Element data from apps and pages
▬▬▬▬▬▬▬▬▬▬
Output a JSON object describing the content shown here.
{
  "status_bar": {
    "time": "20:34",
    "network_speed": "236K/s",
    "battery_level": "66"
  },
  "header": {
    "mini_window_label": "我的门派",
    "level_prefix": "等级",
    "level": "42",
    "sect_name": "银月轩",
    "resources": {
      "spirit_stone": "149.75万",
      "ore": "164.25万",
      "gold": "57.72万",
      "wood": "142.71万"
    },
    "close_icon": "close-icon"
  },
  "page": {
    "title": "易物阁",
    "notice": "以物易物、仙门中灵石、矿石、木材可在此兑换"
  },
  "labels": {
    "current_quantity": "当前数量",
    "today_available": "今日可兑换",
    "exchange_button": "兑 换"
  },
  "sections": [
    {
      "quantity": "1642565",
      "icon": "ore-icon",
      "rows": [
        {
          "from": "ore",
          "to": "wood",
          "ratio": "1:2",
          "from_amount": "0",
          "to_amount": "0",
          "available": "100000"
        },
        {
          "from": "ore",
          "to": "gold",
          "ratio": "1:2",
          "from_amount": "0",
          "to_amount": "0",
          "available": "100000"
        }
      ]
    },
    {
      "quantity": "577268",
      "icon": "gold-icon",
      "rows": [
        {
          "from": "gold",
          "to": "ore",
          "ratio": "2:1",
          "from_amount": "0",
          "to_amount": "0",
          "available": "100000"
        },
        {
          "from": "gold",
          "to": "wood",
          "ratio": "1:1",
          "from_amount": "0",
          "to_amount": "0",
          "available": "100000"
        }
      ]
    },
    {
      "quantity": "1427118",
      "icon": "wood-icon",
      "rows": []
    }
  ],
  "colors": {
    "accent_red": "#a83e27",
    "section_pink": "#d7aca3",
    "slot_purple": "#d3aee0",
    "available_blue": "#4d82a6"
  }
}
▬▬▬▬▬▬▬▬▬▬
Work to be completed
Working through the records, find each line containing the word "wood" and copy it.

Response to this exercise
      "wood": "142.71万"
          "to": "wood",
          "to": "wood",
      "icon": "wood-icon",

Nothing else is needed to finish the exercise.